Goodyear City Council

Goodyear City Council will vote this month on a budget beginning July 1 that includes $180 million for the general fund. Despite sales-tax revenues declining due to COVID-19, the city expects construction revenues to help pay for fire and police salary increases and new hires.

Despite a pandemic that has put a significant hit on revenues, Goodyear is moving forward with a budget that represents a 15% increase over the current city budget.

City representatives say residential and commercial growth is more than making up for a loss in sales-tax revenue caused by COVID-19.

At a May 4 study session on the proposed budget, Goodyear Finance Manager Lauri Wingenroth said cancellation of Spring Training resulted in the city losing $900,000 in direct revenues from ticket sales.

The COVID-19 revenue hit to Goodyear did not stop there.

 Wingenroth said the areas most impacted by the results of the response to the pandemic were sales tax revenues—which were expected to fuel half of the city’s general fund.

At the same May 4 meeting, City Manager Julie Arendall unveiled a proposed budget for the fiscal year that begins July 1. Goodyear City Council is scheduled to vote on the budget at its June 8 and June 22 meetings.

“The fiscal year 2021 all fund budget totals $589.9 million. This represents an increase of $75.6 million from the prior year,” Arendall told Goodyear City Council.

Goodyear’s budget for the current year ending June 30 includes $161 million for the general fund. Five years ago, the general fund budget was $108 million.

Arendall said next year’s general fund budget will be $180 million. That includes $27 million for the Goodyear Police Department and $22 million for the Goodyear Fire Department.

“The recommended budget includes for represented sworn police and fire employees a 2.5% market adjustment, and for those not at the top of their pay range, a 5% step increase as provided in tentative collective bargaining proposals,” Arendall said.

“Costs to open the new recreation campus projects, to meet existing obligations including proposed labor agreements and to make a one-time payment to non-represented employees, are included in this proposed budget,” Arendall said.

Despite the pandemic’s economic impact around the world, Arendall was confident Goodyear would continue on strong footing.

“The proposed budget has sufficient capacity to use higher revenues from development activity above the base budget to continue funding or add positions as we evaluate and experience the actual impacts of COVID-19 on development activity,” she said.

Despite expected “sharp declines in local sales taxes,” revenues are expected to grow.

The reason: residential and commercial building.

 Arendall said construction sales tax collections are more than double last year and non-construction sales taxes are up 18% over the same months in the prior year.

“These strong revenues in excess of the budgeted level in the first eight months of the year are expected to sustain the city’s general fund budget for the balance of fiscal year 2020,” Arendall wrote in a lengthy report.

“Even with the significant projected revenue reductions, our year-end general fund revenue estimates are still slightly above the budgeted level.”

She said her proposed budget adds 26 full-time equivalent positions, bringing the total of full-time Goodyear workers to 707.
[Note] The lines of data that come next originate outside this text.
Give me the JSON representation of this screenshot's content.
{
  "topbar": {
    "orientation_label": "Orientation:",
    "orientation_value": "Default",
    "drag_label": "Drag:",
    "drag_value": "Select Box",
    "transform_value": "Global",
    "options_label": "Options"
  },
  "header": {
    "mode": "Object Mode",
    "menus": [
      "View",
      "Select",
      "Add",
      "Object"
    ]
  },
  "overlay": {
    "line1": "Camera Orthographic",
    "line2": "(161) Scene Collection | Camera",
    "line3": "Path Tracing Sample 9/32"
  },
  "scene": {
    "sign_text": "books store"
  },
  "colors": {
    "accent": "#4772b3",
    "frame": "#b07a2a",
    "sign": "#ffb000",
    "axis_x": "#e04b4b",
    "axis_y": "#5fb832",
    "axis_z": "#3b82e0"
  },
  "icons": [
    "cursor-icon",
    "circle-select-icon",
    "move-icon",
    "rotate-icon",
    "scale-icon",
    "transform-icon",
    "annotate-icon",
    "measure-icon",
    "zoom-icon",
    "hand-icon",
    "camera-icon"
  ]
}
And the city plans to move ahead with major capital improvements “because it means spending in the community, which is good for Goodyear’s economy,” Wingenroth said.

Projects include a recreation campus, two fire stations, Civic Square at Estrella Falls, and a water-improvement project.